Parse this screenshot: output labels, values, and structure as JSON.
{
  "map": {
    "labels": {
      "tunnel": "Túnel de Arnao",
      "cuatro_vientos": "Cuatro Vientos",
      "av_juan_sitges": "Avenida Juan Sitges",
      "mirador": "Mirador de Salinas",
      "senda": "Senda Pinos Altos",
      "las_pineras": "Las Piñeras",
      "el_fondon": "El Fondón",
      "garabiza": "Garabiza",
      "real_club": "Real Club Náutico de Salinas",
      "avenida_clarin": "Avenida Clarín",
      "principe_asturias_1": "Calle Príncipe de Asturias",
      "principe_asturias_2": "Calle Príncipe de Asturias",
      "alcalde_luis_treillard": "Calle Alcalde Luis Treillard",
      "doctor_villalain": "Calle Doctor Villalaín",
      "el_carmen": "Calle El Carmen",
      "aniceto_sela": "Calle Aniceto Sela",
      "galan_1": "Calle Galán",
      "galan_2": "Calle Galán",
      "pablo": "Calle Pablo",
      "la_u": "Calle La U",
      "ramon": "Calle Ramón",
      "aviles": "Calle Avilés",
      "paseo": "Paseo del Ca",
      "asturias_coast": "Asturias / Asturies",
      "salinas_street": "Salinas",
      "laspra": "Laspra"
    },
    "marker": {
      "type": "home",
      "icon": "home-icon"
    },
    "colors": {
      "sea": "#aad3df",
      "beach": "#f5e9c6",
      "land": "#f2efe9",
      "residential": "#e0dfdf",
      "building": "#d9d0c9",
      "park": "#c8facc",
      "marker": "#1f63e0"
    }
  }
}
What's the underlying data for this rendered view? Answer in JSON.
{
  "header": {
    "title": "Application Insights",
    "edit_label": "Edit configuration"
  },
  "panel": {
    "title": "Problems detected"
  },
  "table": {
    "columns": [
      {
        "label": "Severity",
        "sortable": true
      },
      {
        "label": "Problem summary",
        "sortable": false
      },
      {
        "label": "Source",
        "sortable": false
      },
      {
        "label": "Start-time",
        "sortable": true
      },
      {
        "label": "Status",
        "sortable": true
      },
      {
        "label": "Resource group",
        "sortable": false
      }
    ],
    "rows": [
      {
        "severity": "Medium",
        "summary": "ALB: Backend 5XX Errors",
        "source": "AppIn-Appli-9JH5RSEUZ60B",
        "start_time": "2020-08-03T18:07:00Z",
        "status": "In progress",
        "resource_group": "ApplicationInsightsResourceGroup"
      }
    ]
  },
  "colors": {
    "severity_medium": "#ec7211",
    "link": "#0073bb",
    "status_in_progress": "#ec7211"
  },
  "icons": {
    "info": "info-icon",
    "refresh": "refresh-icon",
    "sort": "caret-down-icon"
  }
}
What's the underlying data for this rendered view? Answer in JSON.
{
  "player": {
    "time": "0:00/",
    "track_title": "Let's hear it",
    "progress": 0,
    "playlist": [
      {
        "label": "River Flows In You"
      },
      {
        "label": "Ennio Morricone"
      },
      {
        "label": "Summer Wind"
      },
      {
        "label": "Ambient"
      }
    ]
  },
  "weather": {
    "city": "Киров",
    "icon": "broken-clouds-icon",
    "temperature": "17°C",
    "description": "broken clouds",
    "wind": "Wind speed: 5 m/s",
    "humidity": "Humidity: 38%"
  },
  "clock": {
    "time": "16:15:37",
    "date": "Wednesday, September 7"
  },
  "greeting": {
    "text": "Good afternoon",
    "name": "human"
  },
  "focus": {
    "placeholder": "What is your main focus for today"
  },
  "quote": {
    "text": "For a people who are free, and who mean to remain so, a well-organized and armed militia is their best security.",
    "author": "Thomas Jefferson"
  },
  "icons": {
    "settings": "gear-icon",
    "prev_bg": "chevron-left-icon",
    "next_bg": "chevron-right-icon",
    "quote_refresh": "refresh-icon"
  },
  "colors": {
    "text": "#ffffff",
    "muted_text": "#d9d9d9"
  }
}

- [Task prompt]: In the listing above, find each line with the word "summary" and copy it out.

- [Reply]:
        "label": "Problem summary",
        "summary": "ALB: Backend 5XX Errors",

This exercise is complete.